Some women leave their marriages with full-time careers while others find themselves reentering the workforce or fearing that they will have to. If you find yourself lumped into the latter groups, step one is to stop telling yourself you are unemployable because it’s simply not true.
There are too many jobs out there to count, and every one of them requires something different of each of us. Take baby steps, if need be, but volunteer, hire a job coach, learn about iRelaunch, go back to school, start your own freelance business with a partner. Make a plan to support yourself and, in turn, seek the support you need to make it happen.
7. You can’t figure everything out in advance of getting divorced
Nor do you need to have everything figured out to move forward. It is a blessing to have search engines like Google in our lives, but it’s also a curse. Google makes us believe we can solve everything if only we research it well enough, if only we type in the magic keywords!
Phooey—at some point you have to get specific feedback about your personal circumstances from experts who deal with divorce and not just whatever articles, Facebook groups, and mind-numbing blog posts and forums you stumble across.
I get it—you’re scrappy. You can teach yourself nearly anything. But you are not a divorce attorney and you can’t become one fast enough.
8. What’s waiting for you is probably bigger and better than anything you can imagine right now
I can’t tell you what’s in store for you after getting divorced, and even if I could, women like me living on the other side of divorce know our words could never do it justice. What we can say is that when women like you face your fears and move through them, you are capable of nearly anything! We know women who after getting divorced recreated careers based on buried dreams, and women who have found happiness in their new freedom and sense of peace. We’ve met women who were scared to death about being alone only to find their figurative dance cards full and that their friends, some of them long lost, were waiting with open arms.
Remember why ending your marriage happened. And know that your future is better than you can even think possible. Trust us.
9. You must learn what being “healed” from divorce will look like
There will come a time when you must evaluate the role you played in getting divorced so you can truly heal yourself and stop blaming your Ex for everything that went wrong and for the hellish journey you’ve been through. The earlier on in your divorce that you confront this the better—it’s a necessary step for moving forward, for growing. It’s what true healing looks like.
10. You can let it go now
That Little Voice in your head? The one keeping you in a dark corner, feeling especially stupid and unloved?

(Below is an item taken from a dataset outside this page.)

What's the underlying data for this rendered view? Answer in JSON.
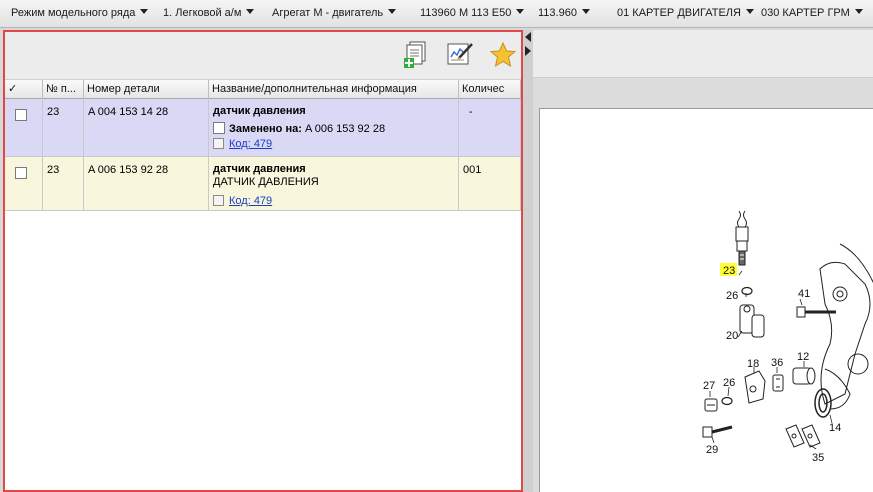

You can let it go. Because you’ll discover that divorce has a way of breaking you open, and as you watch all your messy insides spill out, you’ll eventually get to choose which parts of yourself you’ll keep and which you’ll toss into the heap. Your shame? Your guilt? Your regrets? Let it all go. None of it has ever served you anyway, except for now, as a marker symbolizing your critical turning point.
Going forward, take heart and practice intention. We know you don’t want to just divorce your husband—you want to end your marriage in the healthiest way. But that takes more than simply wanting something. It takes preparation and action. This is your life. This is your children’s future. Get a map, yes, but then take the wheel and steer.
Whether you are considering a divorce or already navigating the confusing experience, one thing making a significant difference for women is the conscious choice to not do divorce alone. Since 2012, smart women around the world have chosen SAS for Women to support them through the emotional, financial, and oft times complicated experience of divorce.
SAS offers women 6 FREE months of email coaching, action plans, checklists and support strategies for you, your family, and your future. “A successful divorce requires smart steps, taken one at a time.” – SAS for Women
*At SAS for Women, we respect same-sex marriages, however, for the sake of simplicity in this article we refer to your spouse as a male.